__What you are asked to do__:
From the listing below, copy each line where "Simple" occurs.

__Provided records__:
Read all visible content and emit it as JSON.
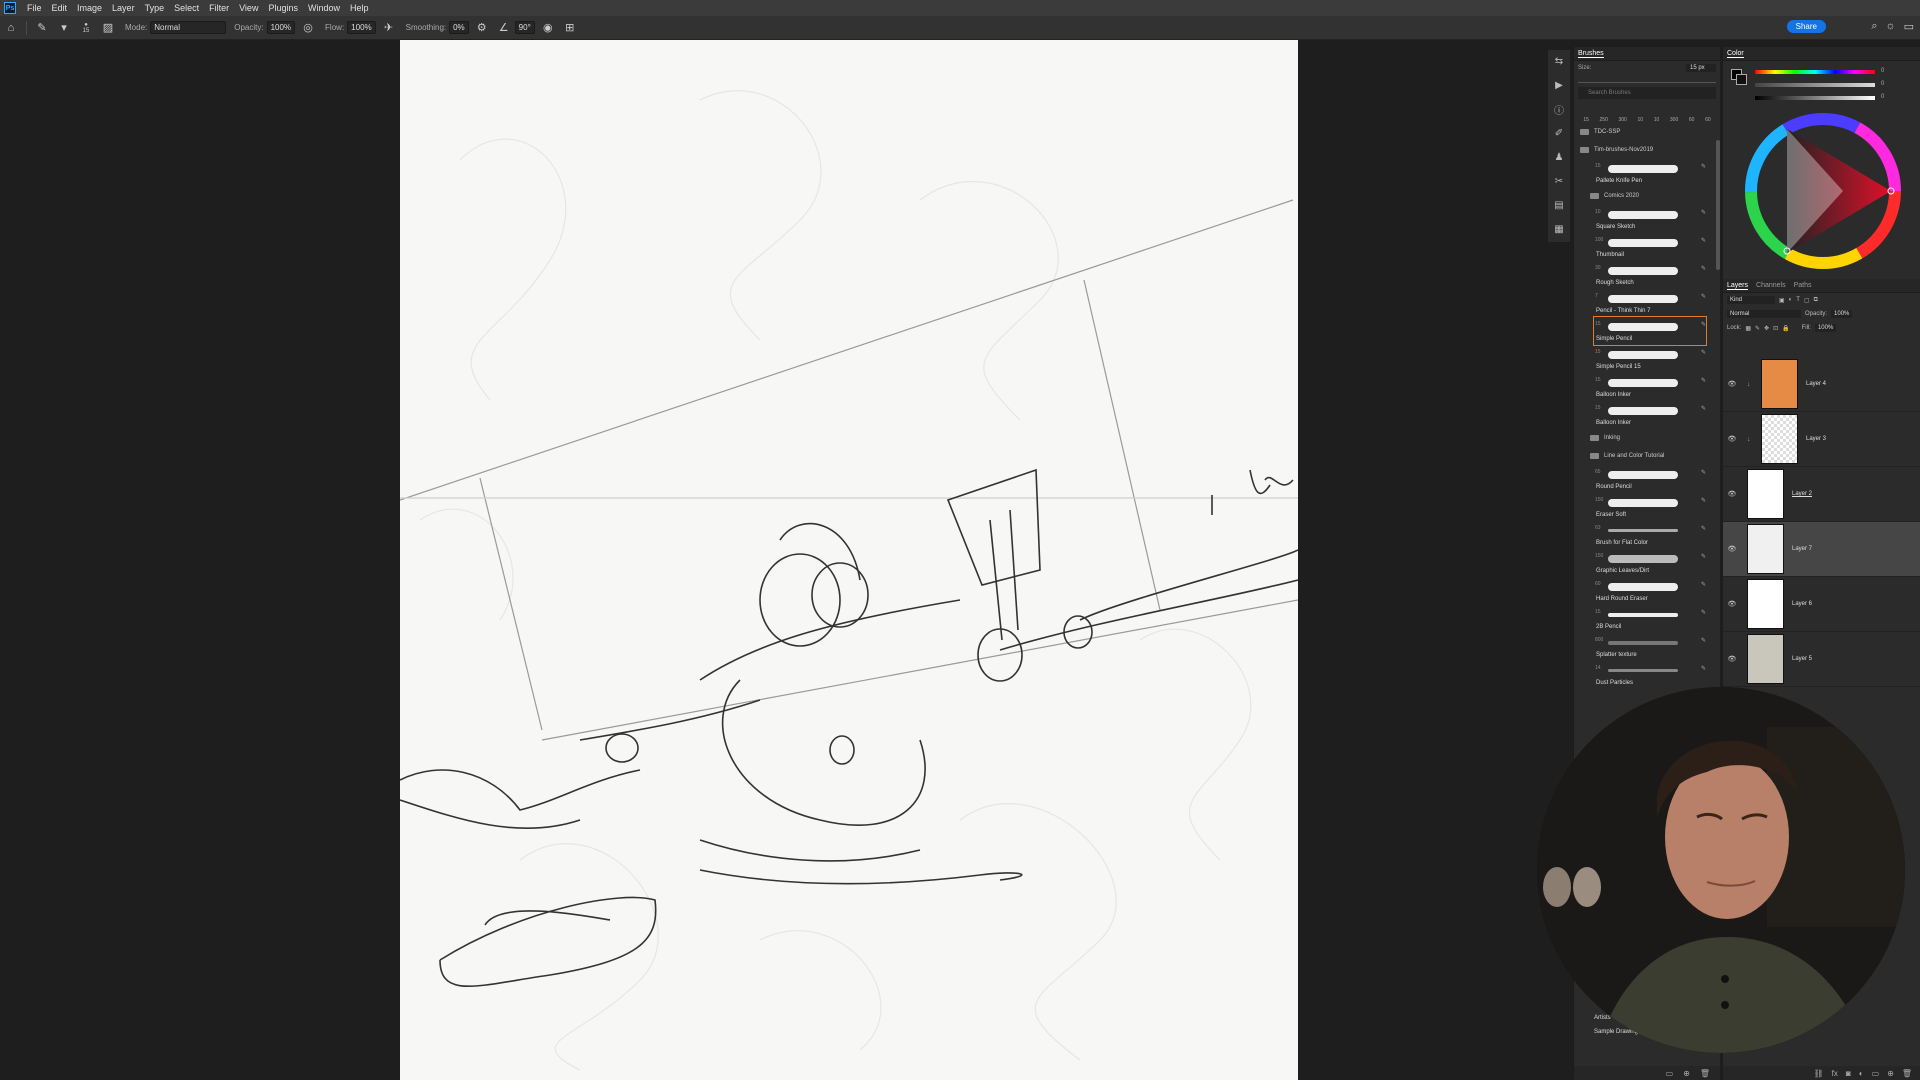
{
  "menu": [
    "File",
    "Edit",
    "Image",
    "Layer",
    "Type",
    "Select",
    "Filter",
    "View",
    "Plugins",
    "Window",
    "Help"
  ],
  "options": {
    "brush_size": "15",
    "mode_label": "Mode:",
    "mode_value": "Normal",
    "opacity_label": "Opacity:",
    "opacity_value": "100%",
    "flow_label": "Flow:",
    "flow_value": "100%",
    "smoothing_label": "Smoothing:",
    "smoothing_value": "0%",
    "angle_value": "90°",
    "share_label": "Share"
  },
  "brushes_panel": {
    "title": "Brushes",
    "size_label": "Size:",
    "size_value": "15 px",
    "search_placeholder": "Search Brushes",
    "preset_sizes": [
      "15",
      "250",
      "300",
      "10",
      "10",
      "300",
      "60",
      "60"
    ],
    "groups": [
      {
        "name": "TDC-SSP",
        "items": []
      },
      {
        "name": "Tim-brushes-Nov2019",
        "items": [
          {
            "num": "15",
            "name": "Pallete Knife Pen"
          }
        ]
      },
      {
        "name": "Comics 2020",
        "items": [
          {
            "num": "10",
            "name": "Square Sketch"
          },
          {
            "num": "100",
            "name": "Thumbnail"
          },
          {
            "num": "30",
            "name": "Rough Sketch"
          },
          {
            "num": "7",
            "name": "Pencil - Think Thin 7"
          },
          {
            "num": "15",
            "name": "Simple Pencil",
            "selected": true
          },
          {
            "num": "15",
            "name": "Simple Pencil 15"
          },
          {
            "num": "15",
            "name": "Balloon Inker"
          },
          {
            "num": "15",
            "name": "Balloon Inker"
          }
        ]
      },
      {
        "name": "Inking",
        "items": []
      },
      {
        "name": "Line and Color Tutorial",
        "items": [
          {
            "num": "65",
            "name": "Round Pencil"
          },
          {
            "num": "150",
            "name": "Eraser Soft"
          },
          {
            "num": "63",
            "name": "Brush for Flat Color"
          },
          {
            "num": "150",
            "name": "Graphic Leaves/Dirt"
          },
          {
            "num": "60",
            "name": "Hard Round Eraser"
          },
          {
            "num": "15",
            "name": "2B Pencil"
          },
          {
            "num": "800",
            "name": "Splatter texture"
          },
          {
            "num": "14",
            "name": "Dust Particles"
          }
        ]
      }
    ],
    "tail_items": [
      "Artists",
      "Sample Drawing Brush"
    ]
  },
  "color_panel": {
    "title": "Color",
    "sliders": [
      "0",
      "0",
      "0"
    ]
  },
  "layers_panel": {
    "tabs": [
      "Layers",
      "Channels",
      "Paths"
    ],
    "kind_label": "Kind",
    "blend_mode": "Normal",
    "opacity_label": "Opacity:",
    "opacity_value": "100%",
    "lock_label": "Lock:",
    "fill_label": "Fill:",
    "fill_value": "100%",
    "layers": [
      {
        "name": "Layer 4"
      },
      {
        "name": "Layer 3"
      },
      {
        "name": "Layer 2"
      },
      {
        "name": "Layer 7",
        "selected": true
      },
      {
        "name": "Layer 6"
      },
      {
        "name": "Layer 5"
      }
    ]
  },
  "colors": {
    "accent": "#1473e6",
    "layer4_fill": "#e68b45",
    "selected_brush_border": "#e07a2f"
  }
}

__Exercise response__:
            "name": "Simple Pencil",
            "name": "Simple Pencil 15"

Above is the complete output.